Owning a rental property can bring a range of valuable benefits. Savy landlords can create a reliable flow of passive income. The property may also appreciate in value and become an excellent investment vehicle. There can also be tax benefits to owning a rental property. However, there might come a time when selling the property makes sense in terms of both one’s business and personal situation. If and when that time comes, property owners should consider the following.
#1 Guide to Selling Rental Property
Consider Your Motive
Start by considering the reason behind your decision as well as your current life circumstances. Have you reached retirement age when you’ll begin to collect Social Security, Medicare, or tap into retirement 401(k) or IRA accounts? Has the property appreciated and you want to cash in on the value? Are you simply tired of dealing with the responsibilities of being a landlord? These are all valid reasons for wanting to sell a rental property.
Timing the Sale
Is the real estate market on an upswing? Is it a seller’s market? Is the property making less income than it once did, or does it suddenly need a lot of work and upkeep? Is its depreciation tax value no longer applicable? Is the neighborhood deteriorating, making it more difficult to find desirable renters? These can all indicate a good time to sell.

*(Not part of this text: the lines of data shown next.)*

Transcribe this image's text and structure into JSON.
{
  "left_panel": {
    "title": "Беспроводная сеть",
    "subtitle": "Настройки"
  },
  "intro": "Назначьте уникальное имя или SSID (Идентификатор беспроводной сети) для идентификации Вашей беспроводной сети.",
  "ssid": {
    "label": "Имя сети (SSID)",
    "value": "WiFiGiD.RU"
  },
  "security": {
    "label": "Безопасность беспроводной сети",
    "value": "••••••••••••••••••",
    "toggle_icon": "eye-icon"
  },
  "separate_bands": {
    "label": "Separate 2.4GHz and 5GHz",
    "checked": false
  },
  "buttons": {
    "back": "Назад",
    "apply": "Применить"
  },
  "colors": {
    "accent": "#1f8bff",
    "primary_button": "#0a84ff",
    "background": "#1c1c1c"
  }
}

Choosing the Best Buyers to Target
Will you be purchasing different property after the sale, or exiting the rental market altogether? If you’ll be selling a difficult property that needs work, selling it to a real estate investor who is open to taking care of this added workload could expedite the sale.
How to Avoid Capital Gains Taxes

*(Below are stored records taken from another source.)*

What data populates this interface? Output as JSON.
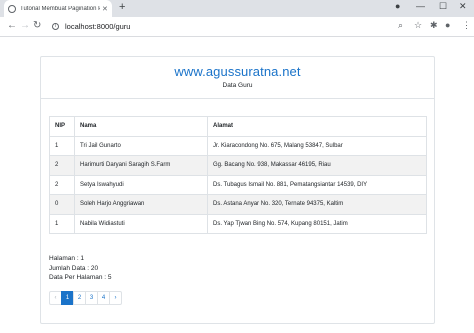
{
  "browser": {
    "tab_title": "Tutorial Membuat Pagination Pa",
    "url": "localhost:8000/guru",
    "icons": [
      "favicon-icon",
      "close-icon",
      "new-tab-icon",
      "back-icon",
      "forward-icon",
      "reload-icon",
      "info-icon",
      "search-icon",
      "star-icon",
      "extensions-icon",
      "profile-icon",
      "menu-icon"
    ]
  },
  "header": {
    "site_title": "www.agussuratna.net",
    "subtitle": "Data Guru",
    "title_color": "#1a73c9"
  },
  "table": {
    "columns": [
      "NIP",
      "Nama",
      "Alamat"
    ],
    "rows": [
      {
        "nip": "1",
        "nama": "Tri Jail Gunarto",
        "alamat": "Jr. Kiaracondong No. 675, Malang 53847, Sulbar"
      },
      {
        "nip": "2",
        "nama": "Harimurti Daryani Saragih S.Farm",
        "alamat": "Gg. Bacang No. 938, Makassar 46195, Riau"
      },
      {
        "nip": "2",
        "nama": "Setya Iswahyudi",
        "alamat": "Ds. Tubagus Ismail No. 881, Pematangsiantar 14539, DIY"
      },
      {
        "nip": "0",
        "nama": "Soleh Harjo Anggriawan",
        "alamat": "Ds. Astana Anyar No. 320, Ternate 94375, Kaltim"
      },
      {
        "nip": "1",
        "nama": "Nabila Widiastuti",
        "alamat": "Ds. Yap Tjwan Bing No. 574, Kupang 80151, Jatim"
      }
    ]
  },
  "stats": {
    "halaman": "Halaman : 1",
    "jumlah_data": "Jumlah Data : 20",
    "data_per_halaman": "Data Per Halaman : 5"
  },
  "pagination": {
    "prev": "‹",
    "pages": [
      "1",
      "2",
      "3",
      "4"
    ],
    "active_page": "1",
    "next": "›"
  }
}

Selling a property in order to have the income to buy another can save you the tax burden from the sale through something called a 1031 Exchange. This tax advantage will allow you to avoid capital gains by immediately rolling and re-investing the funds into another rental property. The proceeds should go into an escrow account, and the new property must be selected within 45 days. There’s also a limit of six months to complete the new rental property purchase. Because of this, it’s ideal to have new property lined up before selling your current one.
More Tax Considerations
Rental property capital gains taxes cost quite a bit more than taxes from the sale of a property for personal use. Capital gains paid on your profits are also increased by depreciation you’ve claimed against the property. If it lost money and this loss was applied against past tax bills, be prepared to pay a larger bill after the sale.
Incorporating a rental business before selling can offer both legal protections and tax benefits to property owners. Landlords should consider it, especially if they own more than one rental property.
Is Selling Your Only Option?
Those selling a rental property should bear in mind that there may be other remedies to their concerns besides selling the property. For example, if renting the property has become tedious but it’s still profitable, hiring a property manager to take over can be a viable solution. Many of these services will also manage routine and major repairs for a fee.
Selling a rental property is a major decision and one that should be carefully considered. The tax implications can be significant; however, there are ways to mitigate the impact. Use these guidelines when selling a rental property and maximize your benefits.